We continue our special month with Caravaggio and Bernini exhibition at the Kunsthistorishes Museum in Vienna, on view until January 20th, 2020. It's real must-see, don't miss it! And if you can't make it to Vienna, read us on Sundays this month. :)
This painting, now widely accepted as a work by Caravaggio despite some initial skepticism, is still not fully known and deserves some discussion. The celebrated myth of Narcissus, also included in Ovid’s Metamorphoses, tells of a young, handsome, and heartless huntsman who cruelly rejected all amorous advances. In retribution, the goddess Nemesis condemned him to forever endure the pain of unrequited love. He thereupon fell in love with his own reflection, glimpsed in a spring; unable to tear himself away, he eventually drowned in an attempt to seize his own image. In contrast to Caravaggio’s characteristically original approach, most representations make a great play of an outdoor pastoral setting replete with trees and plants.
Here, however, an unexpectedly dark backdrop anticipates Narcissus’s demise and Caravaggio captures the very moment at which the protagonist, overcome by the beauty of his own reflection, delicately caresses the surface of the water in a vain attempt to seduce his own image.

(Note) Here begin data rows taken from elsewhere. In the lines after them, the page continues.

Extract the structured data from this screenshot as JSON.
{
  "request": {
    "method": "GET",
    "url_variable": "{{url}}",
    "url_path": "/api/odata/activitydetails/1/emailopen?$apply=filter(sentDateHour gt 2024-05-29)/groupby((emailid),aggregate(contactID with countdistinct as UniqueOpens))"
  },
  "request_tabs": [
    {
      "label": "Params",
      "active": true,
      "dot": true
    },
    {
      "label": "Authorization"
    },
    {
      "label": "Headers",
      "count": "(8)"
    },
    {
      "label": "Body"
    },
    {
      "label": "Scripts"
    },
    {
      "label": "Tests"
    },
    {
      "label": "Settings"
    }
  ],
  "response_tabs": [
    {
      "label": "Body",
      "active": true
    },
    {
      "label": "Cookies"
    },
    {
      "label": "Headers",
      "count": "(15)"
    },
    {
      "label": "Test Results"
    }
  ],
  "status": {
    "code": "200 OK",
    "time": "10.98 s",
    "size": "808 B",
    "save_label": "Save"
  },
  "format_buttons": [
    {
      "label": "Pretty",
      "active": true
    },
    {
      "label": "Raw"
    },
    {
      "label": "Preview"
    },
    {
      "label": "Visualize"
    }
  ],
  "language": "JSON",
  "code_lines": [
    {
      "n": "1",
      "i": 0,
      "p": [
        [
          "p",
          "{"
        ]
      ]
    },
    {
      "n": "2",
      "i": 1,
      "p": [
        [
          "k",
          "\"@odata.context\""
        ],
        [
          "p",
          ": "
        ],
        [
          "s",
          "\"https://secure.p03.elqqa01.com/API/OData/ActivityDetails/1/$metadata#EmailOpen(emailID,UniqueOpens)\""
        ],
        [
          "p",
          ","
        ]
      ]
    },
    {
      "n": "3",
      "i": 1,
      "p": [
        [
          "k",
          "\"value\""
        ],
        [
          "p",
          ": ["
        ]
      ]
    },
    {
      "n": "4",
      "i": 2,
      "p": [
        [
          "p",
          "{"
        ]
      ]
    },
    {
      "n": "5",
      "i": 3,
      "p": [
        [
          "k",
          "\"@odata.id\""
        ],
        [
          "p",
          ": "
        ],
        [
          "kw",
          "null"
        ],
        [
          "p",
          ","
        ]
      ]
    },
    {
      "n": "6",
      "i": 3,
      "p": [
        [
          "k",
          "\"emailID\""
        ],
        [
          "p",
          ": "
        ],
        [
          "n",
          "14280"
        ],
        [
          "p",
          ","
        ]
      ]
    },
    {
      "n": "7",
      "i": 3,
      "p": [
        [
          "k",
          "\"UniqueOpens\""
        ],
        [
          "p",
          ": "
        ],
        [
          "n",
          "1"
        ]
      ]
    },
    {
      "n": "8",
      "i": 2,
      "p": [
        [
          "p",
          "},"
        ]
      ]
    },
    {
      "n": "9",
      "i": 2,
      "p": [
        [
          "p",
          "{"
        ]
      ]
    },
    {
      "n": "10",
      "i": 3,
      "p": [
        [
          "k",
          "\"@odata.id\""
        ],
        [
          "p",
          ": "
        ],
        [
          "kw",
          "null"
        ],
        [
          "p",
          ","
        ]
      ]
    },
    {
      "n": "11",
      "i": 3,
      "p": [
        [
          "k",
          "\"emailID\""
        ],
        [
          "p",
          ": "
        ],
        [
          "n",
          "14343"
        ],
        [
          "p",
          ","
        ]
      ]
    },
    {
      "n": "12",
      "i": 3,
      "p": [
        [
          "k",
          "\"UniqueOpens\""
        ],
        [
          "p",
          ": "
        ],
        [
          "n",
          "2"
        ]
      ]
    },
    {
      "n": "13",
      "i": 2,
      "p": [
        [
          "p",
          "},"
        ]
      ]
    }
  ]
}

The masterful portrayal perfectly captures the wonder of the protagonist and elicits the same feeling in the beholder by means of the almost perfect circle created by Narcissus and his inverted reflection, centered on the brightly lit knee.
Narcissus, a profane subject, falls within the Neoplatonic approach, widely popular in the early modern era, to pagan culture and literature. Indeed, the painting could have been appreciated as a reference to the celebrated Greek aphorism, know thyself, in which self-revelation is encouraged as a means of moving closer to God. Alternatively, it could have been Caravaggio's intention to warn against the vanity of egotism and physical beauty, and to exhort the beholders to pursue virtue by looking beyond themselves.
P.S. Narcissus has never stopped fascinating artists. Yayoi Kusama created Narcissus Garden in 1966. See this spectacular installation here. <3